There was no one to do an intervention for me and I doubt I would have sat still for it. There was no Edith Bunker to help me over the hurdles and listening to my mother was akin to praying mantis courting rituals.
There is the fairy tale fantasy of happily ever after and the reality that comes with children and marriage and life as you know it ending while clinging to a past where you remember you thought you were happy and the future lay before you like a brand new Yellow Brick Road stretching along a glittering path where the Emerald City of Oz beckoned on the horizon. The Wicked Witch waited with fireballs and flying monkeys to bar the path, but you're wearing rose-colored glasses and only the good things are visible.

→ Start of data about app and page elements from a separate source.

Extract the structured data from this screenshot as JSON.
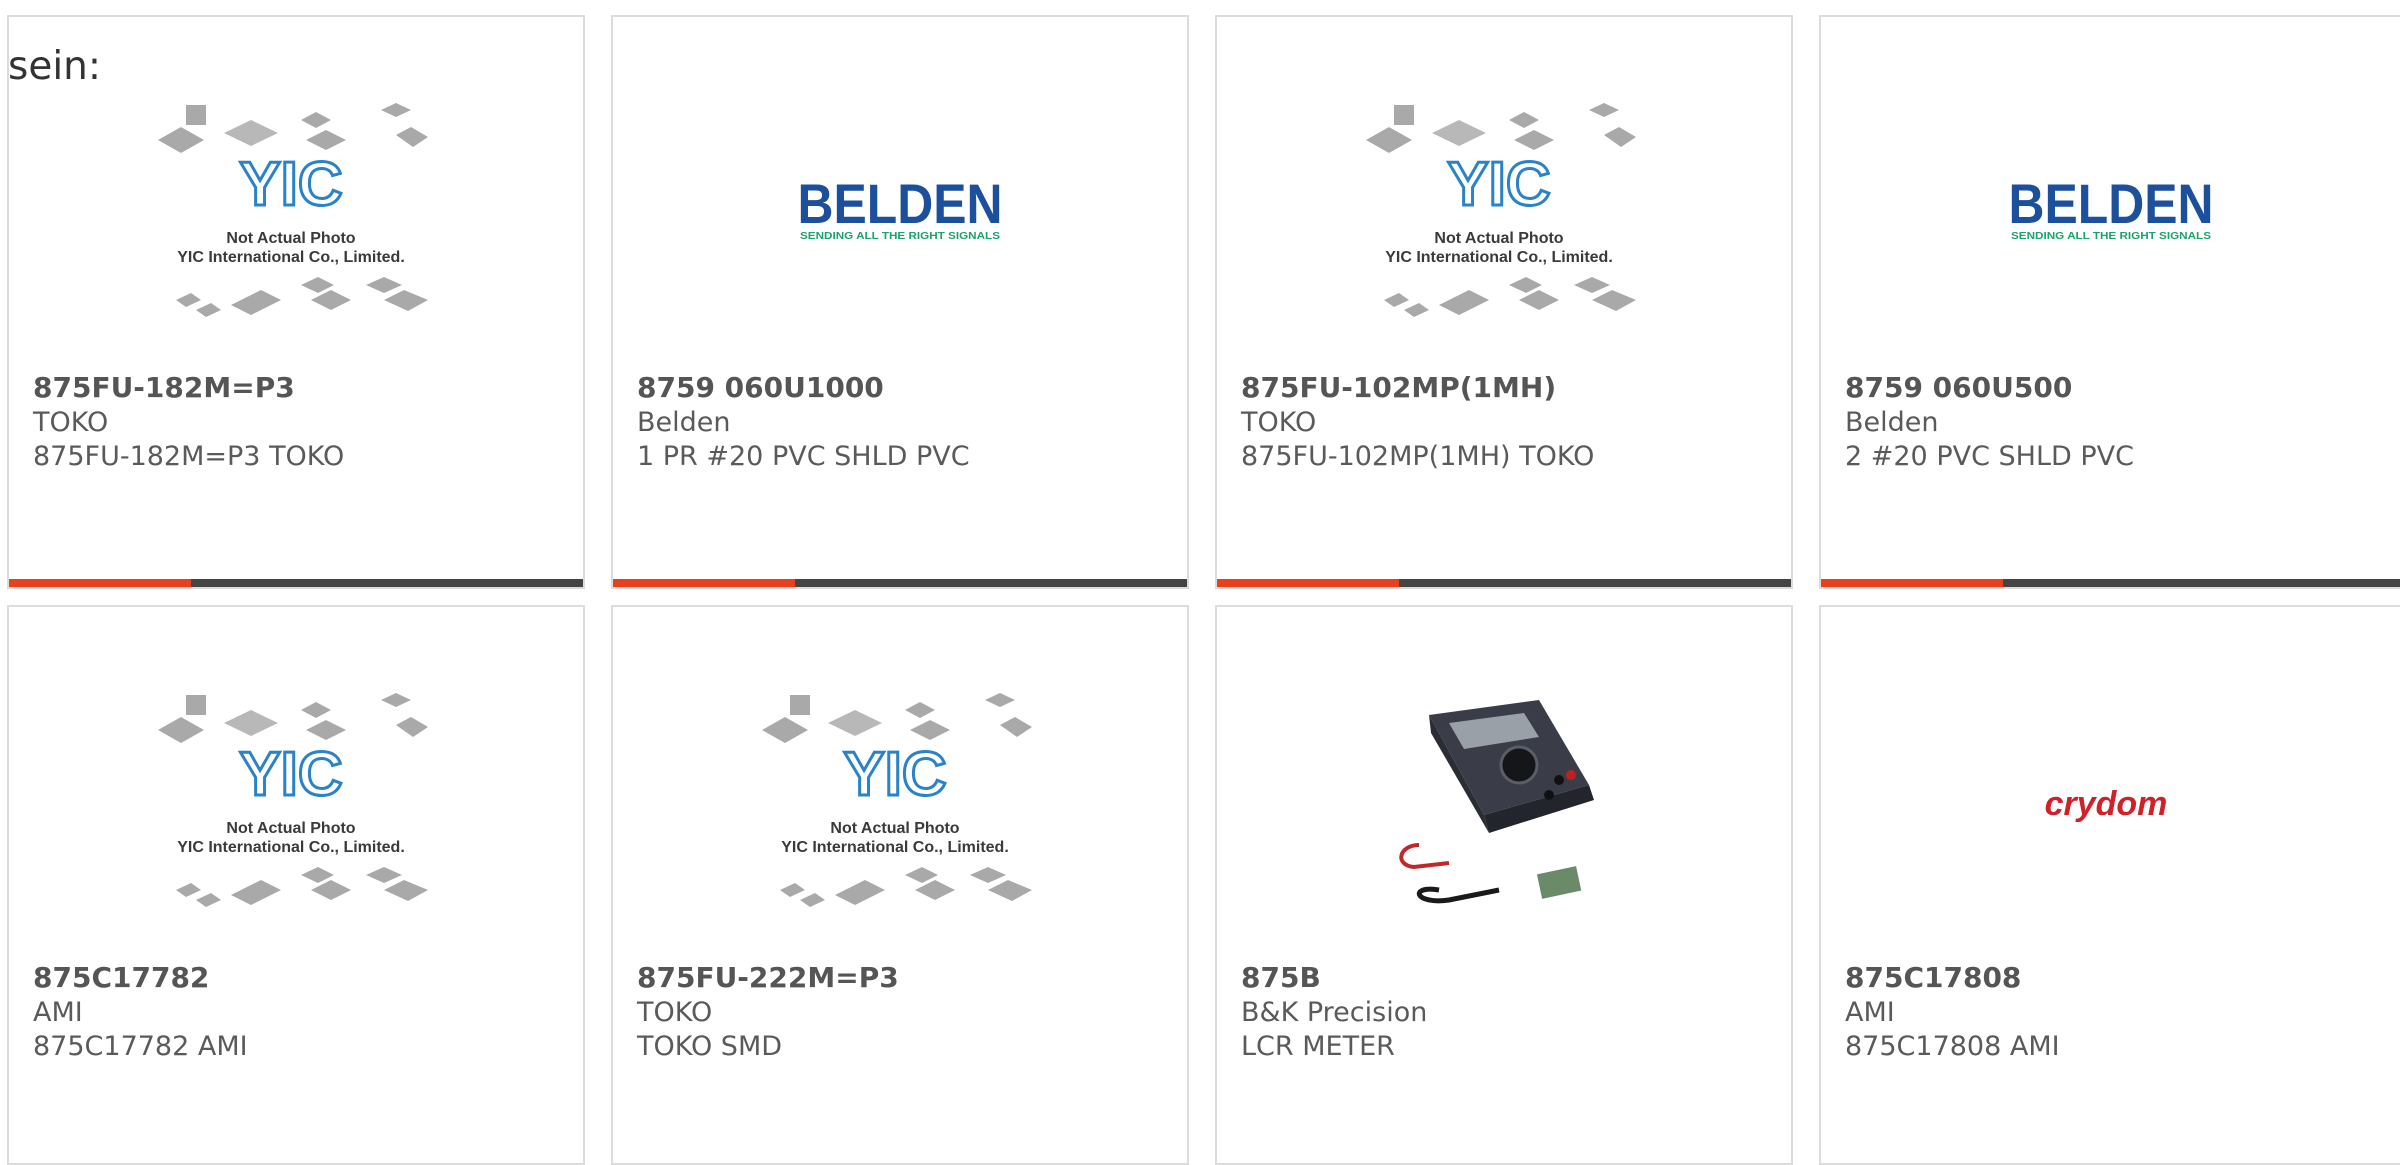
{
  "overlay_text": "sein:",
  "colors": {
    "accent": "#e8401c",
    "bar": "#444444",
    "belden_blue": "#1c4f9c",
    "belden_green": "#1aa36c",
    "crydom_red": "#d0202a",
    "yic_blue": "#2a82c8"
  },
  "placeholder": {
    "logo_text": "YIC",
    "line1": "Not Actual Photo",
    "line2": "YIC International Co., Limited."
  },
  "belden_logo": {
    "name": "BELDEN",
    "tagline": "SENDING ALL THE RIGHT SIGNALS"
  },
  "crydom_logo": {
    "name": "crydom"
  },
  "products": [
    {
      "part": "875FU-182M=P3",
      "manufacturer": "TOKO",
      "description": "875FU-182M=P3 TOKO",
      "image": "yic-placeholder"
    },
    {
      "part": "8759 060U1000",
      "manufacturer": "Belden",
      "description": "1 PR #20 PVC SHLD PVC",
      "image": "belden-logo"
    },
    {
      "part": "875FU-102MP(1MH)",
      "manufacturer": "TOKO",
      "description": "875FU-102MP(1MH) TOKO",
      "image": "yic-placeholder"
    },
    {
      "part": "8759 060U500",
      "manufacturer": "Belden",
      "description": "2 #20 PVC SHLD PVC",
      "image": "belden-logo"
    },
    {
      "part": "875C17782",
      "manufacturer": "AMI",
      "description": "875C17782 AMI",
      "image": "yic-placeholder"
    },
    {
      "part": "875FU-222M=P3",
      "manufacturer": "TOKO",
      "description": "TOKO SMD",
      "image": "yic-placeholder"
    },
    {
      "part": "875B",
      "manufacturer": "B&K Precision",
      "description": "LCR METER",
      "image": "lcr-meter-photo"
    },
    {
      "part": "875C17808",
      "manufacturer": "AMI",
      "description": "875C17808 AMI",
      "image": "crydom-logo"
    }
  ]
}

As I have said before, we are creatures who live mostly in the past where the grass was greener, children behaved, and people were civil and kind, socially duplicitous but at least everyone got along. Instead we live in a society populated by people ready and willing to trample your rights to speak while insisting that the only speech that matters is their own as they bully dissenters with libel and slander and name calling fit for a prison school yard and we have only ourselves to blame. While we gave out prizes to children showing up and soothed their hurt feelings by putting ourselves in their places, we forgot -- or failed to remember -- that helping a butterfly out of its cocoon denies the butterfly the struggle that gives it the strength and power to emerge and become a beautiful butterfly able to spread its wings and flit from flower to flower to feed itself and help pollinate the crops so there will be food and flowers for future generations.
Few people learn that it takes persistence and patience to get through the bored "I hate you" stage so you can fall in love again and remember what it was that brought you together. It could be the crooked quirky smile or the way he makes you laugh when you're in the midst of a pointless fight or it could be that her feet are cold on the hottest day of the year or how comforting his arms feel when he steals the covers so he can spoon you. The point is that sometimes you have to wait for the heart to catch up with the brain and few people take the time or feel they have the time to wait. There's always something more important than now and you and us. Sometimes patience is all you need but you have to wait and listen carefully for patience.
That is all. Disperse.